According to Michael Scotto from HoopsHype, the Boston Celtics have expressed interest in acquiring Jeff Green and Jalen Smith in recent weeks, per league sources. Scotto also shared that he's hearing Boston has made "several calls doing due diligence" on a handful of other players.
The Celtics selected Green with the fifth pick in the 2007 Draft, but they had already agreed to trade him, Wally Szczerbiak, and Delonte West to the then Seattle Sonics in exchange for Ray Allen. The move served as a forerunner to Kevin Garnett coming to Boston to revive the franchise. Four years later, the Celtics acquired Green and Nenad Krstic in a deal that sent Kendrick Perkins and Nate Robinson to the Oklahoma City Thunder.
As has often been the case throughout his career, Green was inconsistent during his time in Boston. After taking his talents around the league, Green had a productive 2020-21 campaign with the Brooklyn Nets, including shooting a career-best 41.2 percent from beyond the arc on an average of 3.7 three-point attempts per game. This summer, he signed a two-year deal with the Denver Nuggets for a portion of their mid-level exception.
Now in his 14th season, the 35-year-old Green is averaging 10.1 points and 3.1 rebounds while starting in 24 of the 36 games he's played in for a Nuggets team that lost Michael Porter Jr. for the season after just nine games and has dealt with other injuries in their front-court. Denver is currently sixth in the West.
Taking a flyer on a big wing who fits in Boston's offensive system and who Ime Udoka's familiar with from their time together in Brooklyn is a logical move. However, this season, Green's three-point shooting has plummeted. He's converting just 31.8% of his 2.4 long-range attempts per game. His shooting from beyond the arc last year was an outlier. It's the only time he's made at least 40% of his three-point attempts.

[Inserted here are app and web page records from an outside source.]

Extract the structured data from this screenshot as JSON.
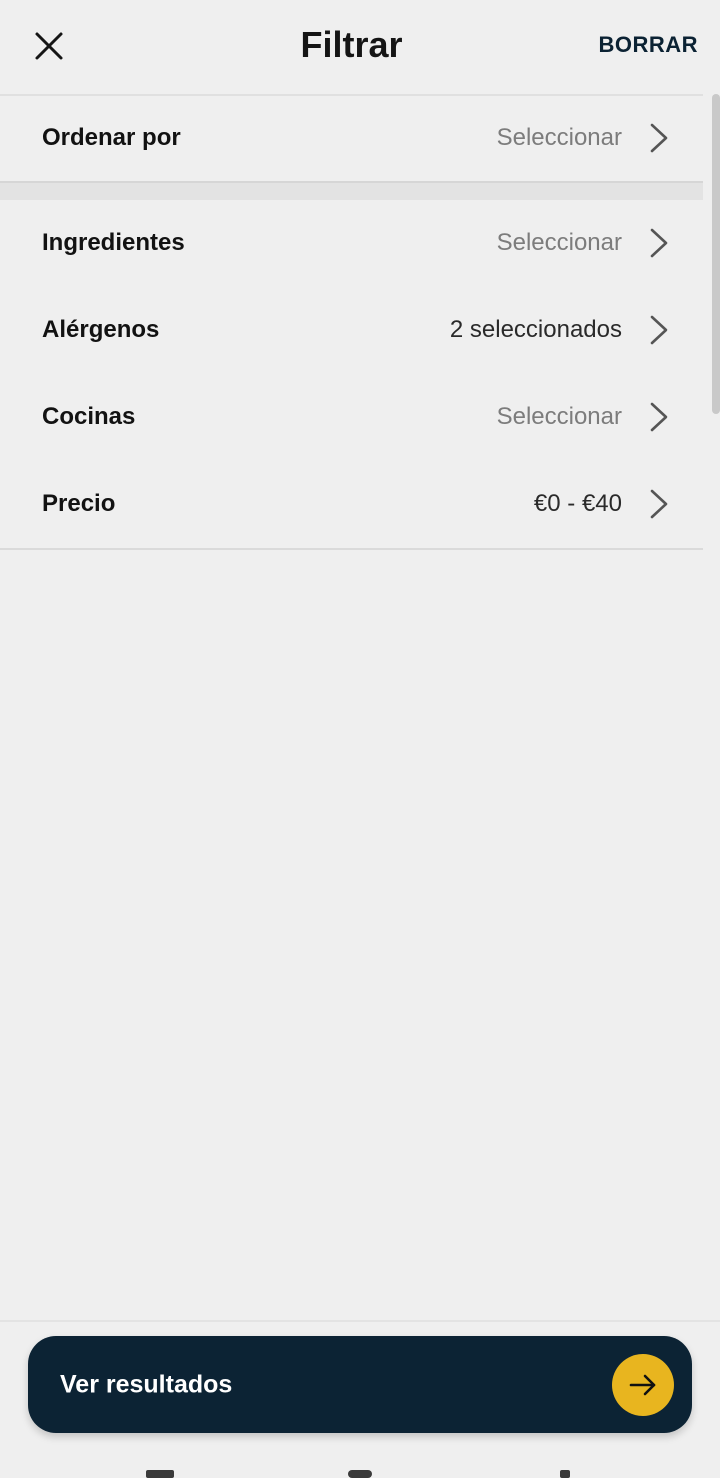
{
  "header": {
    "title": "Filtrar",
    "clear_label": "BORRAR",
    "close_icon": "close-icon"
  },
  "sort": {
    "label": "Ordenar por",
    "value": "Seleccionar"
  },
  "filters": [
    {
      "label": "Ingredientes",
      "value": "Seleccionar",
      "selected": false
    },
    {
      "label": "Alérgenos",
      "value": "2 seleccionados",
      "selected": true
    },
    {
      "label": "Cocinas",
      "value": "Seleccionar",
      "selected": false
    },
    {
      "label": "Precio",
      "value": "€0 - €40",
      "selected": true
    }
  ],
  "footer": {
    "results_label": "Ver resultados",
    "arrow_icon": "arrow-right-icon"
  },
  "colors": {
    "background": "#efefef",
    "button_bg": "#0c2334",
    "accent": "#e8b51f",
    "placeholder_text": "#7c7c7c"
  }
}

If the Celtics ever make the change of inserting Grant Williams into the starting lineup for Al Horford, bringing Green off the bench as a big wing is more palatable, but they should be aiming higher. And if the starting five remains intact, Green eating into Williams's minutes would be a mistake. It's also worth noting that the second year of Green's contract is a $4.5 million player option, meaning he could end up being a rental.

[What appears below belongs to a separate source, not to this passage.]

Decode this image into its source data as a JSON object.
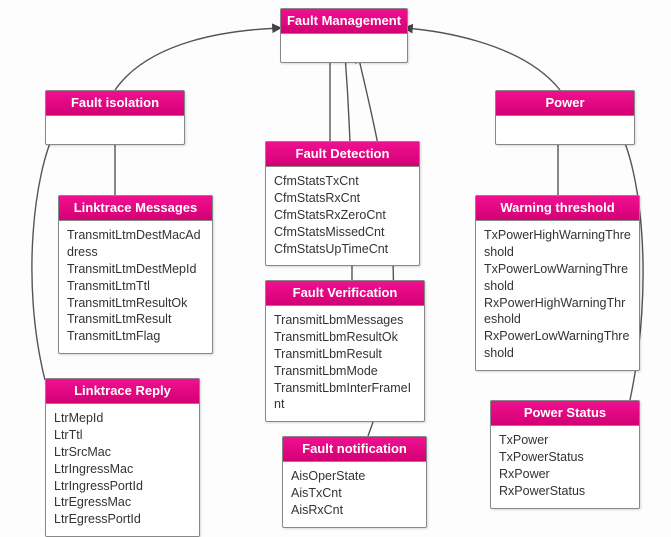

The same is true for Jalen Smith, which is why teams around the league, including the Celtics, will be reluctant to acquire him. The former lottery pick is starting to flash his potential after being thrust into the rotation due to Deandre Ayton and JaVale McGee's absences. In 19 games, including four starts, the Maryland alum's averaging 7.5 points and 5.3 rebounds in 14.3 minutes per game.
The problem is that before the season, the Phoenix Suns declined the team rookie option they had on Smith, meaning neither them nor any team who acquires him can offer him more than $4.7 million. Otherwise, he's an unrestricted free agent. As a result, even though the Suns would likely prefer to trade Smith to bolster their roster ahead of the playoffs, their best option may be to keep him.
Scotto also adds that he's heard Boston has made Dennis Schroder and Aaron Nesmith available in trades. The former is likely to get dealt. His ability to get to the rim and generate points in the paint is a welcome addition to the Celtics' offense. But between being turnover-prone, a below-average three-point shooter, and not providing much as a facilitator, he doesn't address the team's most pressing needs. Even if he did, he came to Boston on a one-year, $5.9 million contract that his next deal will exceed easily. Due to their financial constraints and not having his Bird rights, the Celtics are limited in how much they can offer him. The expectation has always been that this is a one-year arrangement, and it likely won't last beyond the trade deadline.
As for Nesmith, last season's 14th-overall pick has struggled for playing time. He plays hard and provides an infusion of energy when he gets into games, but in limited minutes and touches, and while often being confined to the corners, he's yet to find his rhythm as a shooter. Nesmith is converting just 23.4 percent of the 2.3 threes he's averaging during 10.7 minutes in the 28 games he's played this season. There's a good shooter in there, but this isn't the way to tap into that ability, and if how he gets utilized, reduced to a stationary shooter who's not working off screens, and the opportunities he's getting won't change, then Boston's better off trading him.